This collection contains photographs depicting the Georgia Tech campus and dormitory life during the early twentieth century. The description of the photographs provided is identical to that written on the images.
This is a collection of photographs relating to all aspects of Georgia Tech. Photographic topics include athletics, student life, academic departments, student organizations and clubs, and the Georgia Tech campus.
This collection mainly consists of certificates and memorabilia that Logan obtained during his student years at Georgia Tech or during his visits back to Tech as an alumnus.
The Georgia Tech Sigma Xi Club was founded in 1946 and installed as a chapter of the national society of Sigma Xi in 1953. These photographs document club events during the early years of its existence at Georgia Tech.
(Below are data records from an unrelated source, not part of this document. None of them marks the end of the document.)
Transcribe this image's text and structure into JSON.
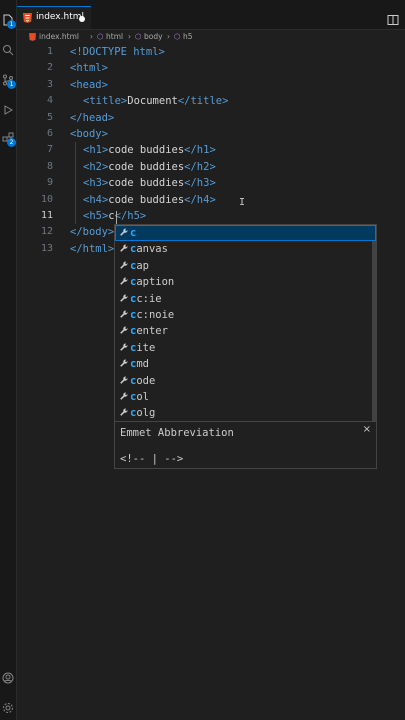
{
  "tab": {
    "filename": "index.html"
  },
  "breadcrumb": [
    "index.html",
    "html",
    "body",
    "h5"
  ],
  "activity_badges": {
    "source_control": "1",
    "extensions": "2"
  },
  "line_numbers": [
    "1",
    "2",
    "3",
    "4",
    "5",
    "6",
    "7",
    "8",
    "9",
    "10",
    "11",
    "12",
    "13"
  ],
  "code": {
    "l1_doctype": "<!DOCTYPE",
    "l1_html": "html",
    "l1_close": ">",
    "open_html": "<html>",
    "open_head": "<head>",
    "l4_open": "<title>",
    "l4_text": "Document",
    "l4_close": "</title>",
    "close_head": "</head>",
    "open_body": "<body>",
    "h1_open": "<h1>",
    "h1_text": "code buddies",
    "h1_close": "</h1>",
    "h2_open": "<h2>",
    "h2_text": "code buddies",
    "h2_close": "</h2>",
    "h3_open": "<h3>",
    "h3_text": "code buddies",
    "h3_close": "</h3>",
    "h4_open": "<h4>",
    "h4_text": "code buddies",
    "h4_close": "</h4>",
    "h5_open": "<h5>",
    "h5_text": "c",
    "h5_close": "</h5>",
    "close_body": "</body>",
    "close_html": "</html>"
  },
  "suggestions": [
    {
      "label": "c",
      "rest": ""
    },
    {
      "label": "c",
      "rest": "anvas"
    },
    {
      "label": "c",
      "rest": "ap"
    },
    {
      "label": "c",
      "rest": "aption"
    },
    {
      "label": "c",
      "rest": "c:ie"
    },
    {
      "label": "c",
      "rest": "c:noie"
    },
    {
      "label": "c",
      "rest": "enter"
    },
    {
      "label": "c",
      "rest": "ite"
    },
    {
      "label": "c",
      "rest": "md"
    },
    {
      "label": "c",
      "rest": "ode"
    },
    {
      "label": "c",
      "rest": "ol"
    },
    {
      "label": "c",
      "rest": "olg"
    }
  ],
  "details": {
    "title": "Emmet Abbreviation",
    "close": "×",
    "body": "<!-- | -->"
  },
  "colors": {
    "accent": "#0078d4",
    "tag": "#569cd6",
    "text": "#d4d4d4",
    "selection": "#04395e"
  }
}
The Georgia Tech Sigma Xi Club was founded in 1946 and installed as a chapter of the national Society of the Sigma Xi in 1953. This honor society for science and engineering supports research, programs, and activiites. The records include correspondence, constitutions and by-laws, meeting minutes, and printed materials pertaining to the founding of the club and the research committee's activities.
The handbooks in Series 1 describe programs and activities available for undergraduate students, while Series 2 contains guides specifically intended for graduate students at Georgia Tech. Handbooks for students in specific fields are found in Series 3.
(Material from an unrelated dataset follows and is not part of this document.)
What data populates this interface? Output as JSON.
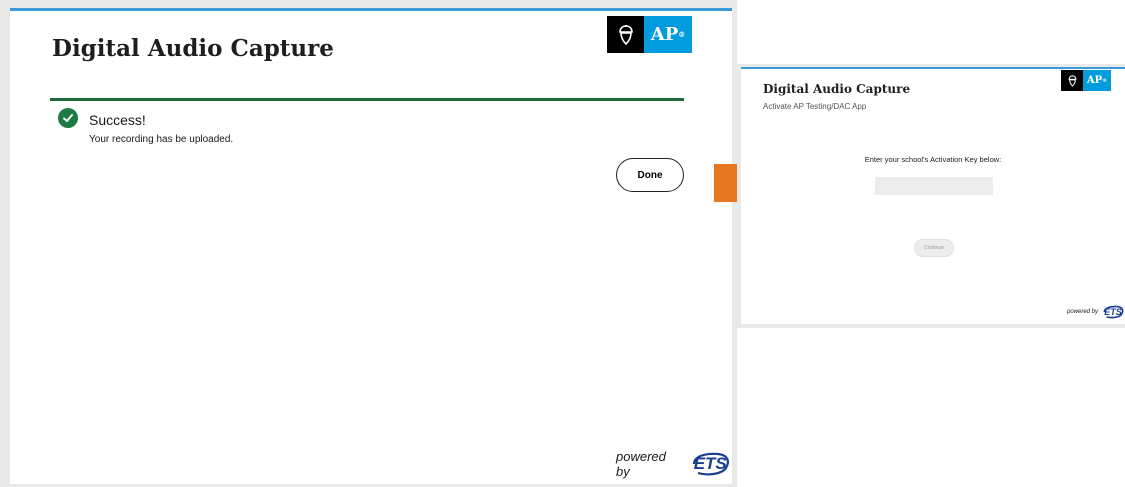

The T Book began in 1904 as an annual publication of the YMCA (Young Men's Christian Association) at the Georgia School of Technology. The T Book served as a student handbook. It contained information on Tech student services, activities, traditions, and customs, as well as information about the YMCA itself. The cessation of its publication coincided with YMCA's departure from campus circa the early 1970s.
Fifty years after attending Georgia Tech, Walter Boyd wrote a manuscript about the various "firsts" that occurred during his years at Tech (1908-1913). This collection includes his manuscript document as well as correspondence concerning the document.